Layout and Location
The site chosen for a patio will probably be determined by the function you would like this area to perform, together with ease of access to and from the house and the view from the site. Paths and walkways, on the other hand, are usually laid out to link specific areas, and steps are sited where changes in level make them necessary. Since the size, shape and topography of the property will also have a direct bearing on the plan, it is wise to plan everything carefully on paper first. It also helps to visualise the finished effect — wander around the garden and take note of both sunny and shady spots and the direction of prevailing winds, and remember that these will alter throughout the day and during the course of the year as the seasons change.
Consider all siting options carefully, and make an effort to see, for instance, which potential sites for a patio have a good view and which could lack privacy from neighbours. A patio located alongside the living room can become an outdoor sitting room in good weather, while one sited outside a bedroom is more likely to become a private retreat, especially if it is screened in some way. If the house is rectangular, a large area leading off several rooms may be the ideal plan; however, your lifestyle may require several smaller, more intimate areas instead. Only you can decide.
If you have a site plan of the property, or if you can get one from the local authorities, make a copy of it to draw on. Otherwise measure and mark out the boundaries as accurately as you can on a large sheet of graph paper, working to a scale of at least 1:200, and preferably 1:100. Show the position of the house and any outbuildings, as well as all other existing structures (pergolas, water gardens, arches, walls, fences and anything else which is immovable) and natural features (large rocks, established shrubs, bushes and trees, and any mounds or hollows). Make absolutely sure that you do not leave out anything substantial.
Now draw in the patio areas and any other structures or features you are planning. These should include everything from a swimming pool or tennis court to a planted kitchen garden or a children’s play area.
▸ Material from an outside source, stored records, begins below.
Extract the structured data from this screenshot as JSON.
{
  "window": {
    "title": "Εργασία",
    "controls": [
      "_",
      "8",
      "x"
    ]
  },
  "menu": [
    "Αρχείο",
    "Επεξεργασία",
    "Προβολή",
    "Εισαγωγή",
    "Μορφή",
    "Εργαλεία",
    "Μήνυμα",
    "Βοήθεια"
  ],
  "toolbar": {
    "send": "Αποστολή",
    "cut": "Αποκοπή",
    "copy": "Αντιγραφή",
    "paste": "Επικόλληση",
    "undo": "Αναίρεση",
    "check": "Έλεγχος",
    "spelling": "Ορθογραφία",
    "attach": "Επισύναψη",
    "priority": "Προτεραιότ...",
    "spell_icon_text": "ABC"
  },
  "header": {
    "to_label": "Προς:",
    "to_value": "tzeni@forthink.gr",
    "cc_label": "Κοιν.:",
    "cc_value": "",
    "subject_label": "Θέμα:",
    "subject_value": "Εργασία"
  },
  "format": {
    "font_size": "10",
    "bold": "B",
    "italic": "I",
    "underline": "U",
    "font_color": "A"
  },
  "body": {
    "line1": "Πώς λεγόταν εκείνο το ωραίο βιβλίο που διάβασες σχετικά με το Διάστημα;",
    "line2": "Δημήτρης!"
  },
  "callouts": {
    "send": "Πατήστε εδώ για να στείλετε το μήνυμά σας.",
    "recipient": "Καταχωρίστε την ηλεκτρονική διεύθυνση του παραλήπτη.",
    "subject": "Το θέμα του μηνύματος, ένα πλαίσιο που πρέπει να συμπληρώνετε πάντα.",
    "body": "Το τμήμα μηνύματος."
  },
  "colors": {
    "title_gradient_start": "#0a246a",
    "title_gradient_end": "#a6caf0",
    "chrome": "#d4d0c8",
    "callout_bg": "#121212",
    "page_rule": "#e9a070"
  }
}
Also note service areas for hanging washing,dustbins, making compost and so on.
Then sketch in paths and walkways. These may, of course, be straight or winding, depending largely on whether there are any features they must detour around, the style of the garden and the effect you wish to create. The width will also be influenced by style, as well as function. A formal Victorian-style walk should be reasonably wide, whereas a rustic garden path can be quite narrow. A driveway will need to accommodate cars and passengers entering and leaving their vehicles, and sometimes a turning circle and a parking bay or two.
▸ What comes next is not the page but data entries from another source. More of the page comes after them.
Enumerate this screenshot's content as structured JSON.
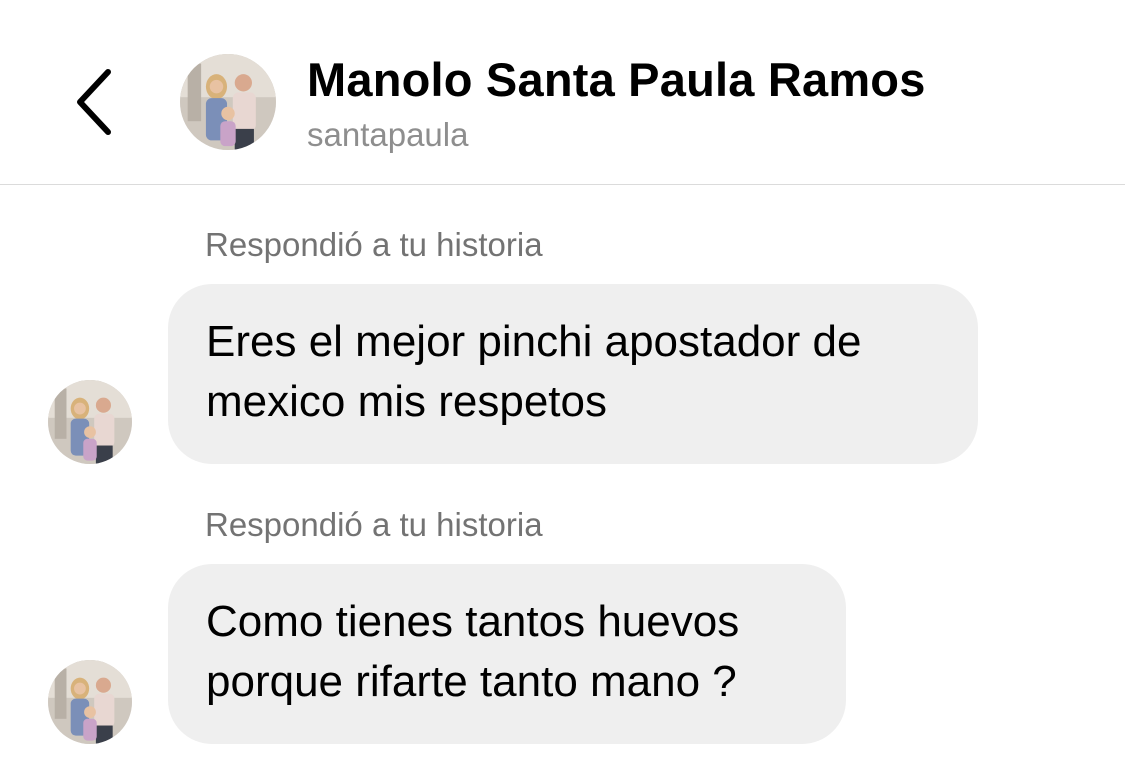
{
  "header": {
    "back_icon": "chevron-left-icon",
    "contact_name": "Manolo Santa Paula Ramos",
    "contact_handle": "santapaula"
  },
  "messages": [
    {
      "reply_label": "Respondió a tu historia",
      "lines": [
        "Eres el mejor pinchi apostador de",
        "mexico mis respetos"
      ]
    },
    {
      "reply_label": "Respondió a tu historia",
      "lines": [
        "Como tienes tantos huevos",
        "porque rifarte tanto mano ?"
      ]
    }
  ],
  "colors": {
    "bubble_bg": "#efefef",
    "secondary_text": "#8e8e8e",
    "divider": "#dbdbdb"
  }
}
Wherever there is a change in level, between buildings or patios and the ground, steps are an obvious solution. If a path leads up a slope, you may want to introduce stairs for visual interest as much as for practical reasons. Like footways, steps may be built in a straight line or they may be curved, depending on the site and any particular style you want to adopt. Dimensions should be in keeping with the pathways and entrances the steps lead to, but those constructed within the garden tend to be most effective when they are broad and gradual. A steep, narrow staircase can be an obstacle if one is taking a leisurely stroll about the garden, apart from which it can be dangerous in wet weather or at night.